Synonyms for unnameable

too sacred to be uttered

References in periodicals archive ?
First aired in 1963 on New York's WBAI, "Radio Unnameable" was a groundbreaking departure in format and philosophy from traditional radio programs: Fass connected ordinary callers with each other as well as with studio guests--cultural icons of the era including Allen Ginsberg, Bob Dylan, Timothy Leary, the Grateful Dead, and Hunter S.
But not for the French Muslim elite, or for the soldiers in the clandestine war against terrorism, or for the few journalists who dare to name the unnameable at the risk of being accused of Islamophobia.
Darnielle's novel straddles the ordinary world and an unspeakable, unnameable darkness." SAM SACKS
No to the Greetings Reading Series at Unnameable Books, it belittles in introductions
If it is true that identities change when people cross borders, it must follow that literature freed from borders, like the queer poetry and fiction included in this issue of WLT, can transform unnameable truths into written--and spoken--beauty.

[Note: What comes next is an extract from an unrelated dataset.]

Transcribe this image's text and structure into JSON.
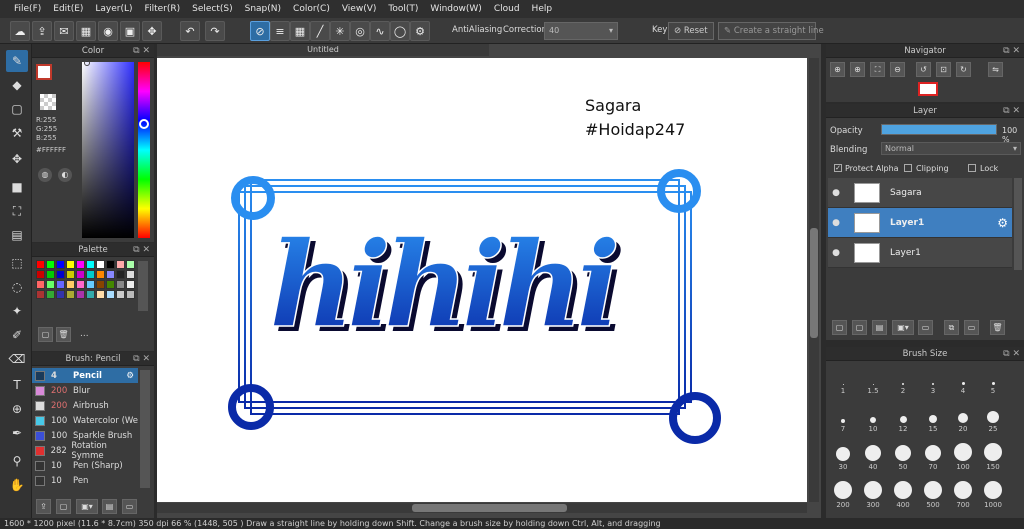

The intentions of Hille's retreat are obscure, but she has clearly peered behind the veil of daily drab and drudgery and is exorcising the banal, "that a light may break, exempt of anguish." In this she resembles the nameless, disintegrating protagonist of Beckett's The Unnameable, utterly baffled by the real, reduced to a filthy corner of the world, narrating the dissolution of the physical and social self, narrating unto nothingness.
en ek onthou sy hande te onstuimig vir my see sy boot te groot vir my hawe sy mond wat kon vloek soos 'n matroos onthou hoe ek my lyf gesmeer het met die verf tussen my bene gaan grou het om sy boot daar uit te haal gerol het oor my ma se bed die lakens besmeer met verf Die eerste afdeling van die bundel, getiteld "Chora" (die Griekse woord vir "afgeslote ruimte" of "baarmoeder") verwys dan spesifiek ook na Kristeva se siening van die Platoniese "chora", wat soos volg uit Desire in Language (1980) aangehaal word: "unnameable, improbable, hybrid, anterior to naming, to the One, to the father".

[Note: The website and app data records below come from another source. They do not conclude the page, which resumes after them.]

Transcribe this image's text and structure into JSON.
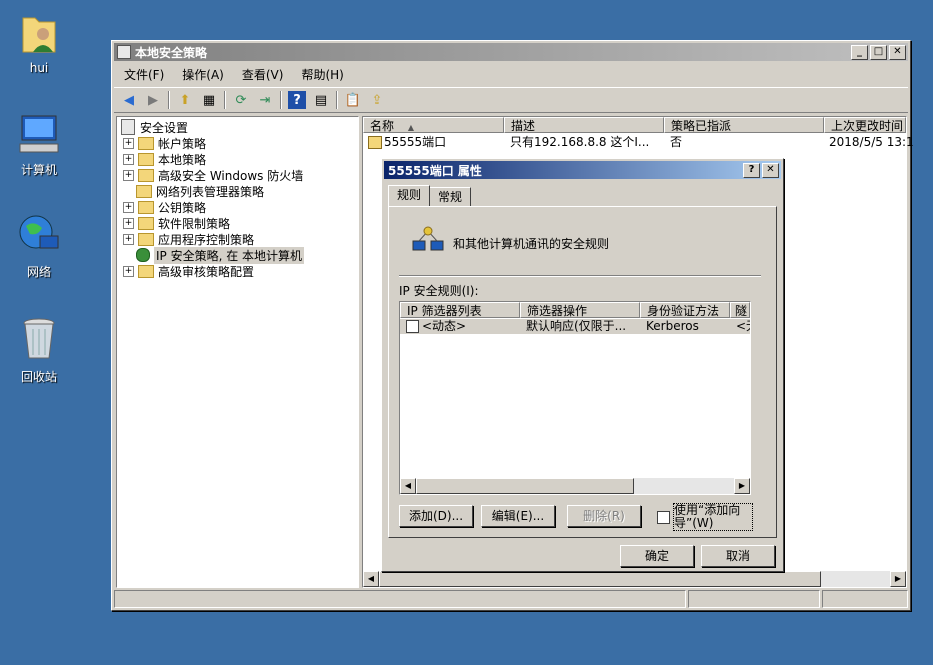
{
  "desktop": {
    "icons": [
      {
        "label": "hui"
      },
      {
        "label": "计算机"
      },
      {
        "label": "网络"
      },
      {
        "label": "回收站"
      }
    ]
  },
  "main_window": {
    "title": "本地安全策略",
    "menu": [
      "文件(F)",
      "操作(A)",
      "查看(V)",
      "帮助(H)"
    ],
    "tree": [
      {
        "label": "安全设置",
        "level": 0
      },
      {
        "label": "帐户策略",
        "level": 1
      },
      {
        "label": "本地策略",
        "level": 1
      },
      {
        "label": "高级安全 Windows 防火墙",
        "level": 1
      },
      {
        "label": "网络列表管理器策略",
        "level": 1
      },
      {
        "label": "公钥策略",
        "level": 1
      },
      {
        "label": "软件限制策略",
        "level": 1
      },
      {
        "label": "应用程序控制策略",
        "level": 1
      },
      {
        "label": "IP 安全策略, 在 本地计算机",
        "level": 1
      },
      {
        "label": "高级审核策略配置",
        "level": 1
      }
    ],
    "list_headers": [
      "名称",
      "描述",
      "策略已指派",
      "上次更改时间"
    ],
    "list_rows": [
      {
        "name": "55555端口",
        "desc": "只有192.168.8.8 这个I...",
        "assigned": "否",
        "modified": "2018/5/5 13:1"
      }
    ]
  },
  "dialog": {
    "title": "55555端口 属性",
    "tabs": [
      "规则",
      "常规"
    ],
    "description": "和其他计算机通讯的安全规则",
    "rules_label": "IP 安全规则(I):",
    "rules_headers": [
      "IP 筛选器列表",
      "筛选器操作",
      "身份验证方法",
      "隧"
    ],
    "rules_rows": [
      {
        "filter": "<动态>",
        "action": "默认响应(仅限于...",
        "auth": "Kerberos",
        "tunnel": "<无"
      }
    ],
    "buttons": {
      "add": "添加(D)...",
      "edit": "编辑(E)...",
      "remove": "删除(R)",
      "wizard": "使用“添加向导”(W)",
      "ok": "确定",
      "cancel": "取消"
    }
  }
}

Five recent films: Paul Lovelace and Jessica Wolfson's remarkable Radio Unnameable deals with the histories of the indomitable Bob Fass, WBAI, and America from the late '50s to the present.
They recognize something unnameable in each other, an intoxicating cocktail of longing, mystery, and isolation.
An election-year natural, "Radio Unnameable" is ostensibly about Bob Fass, one of the more famous/ notorious personalities in New York media and an icon of free-speech radio.
Bewes traces Coetzee's engagement with shame from an overt grappling with something named to the appearance of shame as an unnameable principle of his writing and describes shame in Coetzee as "both obligatory and reprehensible, impossible and inevitable" (150)--this statement also demonstrates the style of Bewes' book.
She's a pioneer in feminist, gender and LGBT studies, a tenured professor at UC Santa Cruz, and her efforts to name the unnameable have entered the canon of cinema studies.
In Brooklyn, Unnameable Books is slated to open on Vanderbilt Avenue in Crown Heights within the next month.
He added: "There are always people wanting a session with me now but I sort of put my head down and make out I've got an unnameable disease."
Decorative objects were among the Unnameable. Medford is not descended from the original settlers on Island; he was the survivor of a wreck that claimed the lives of his parents.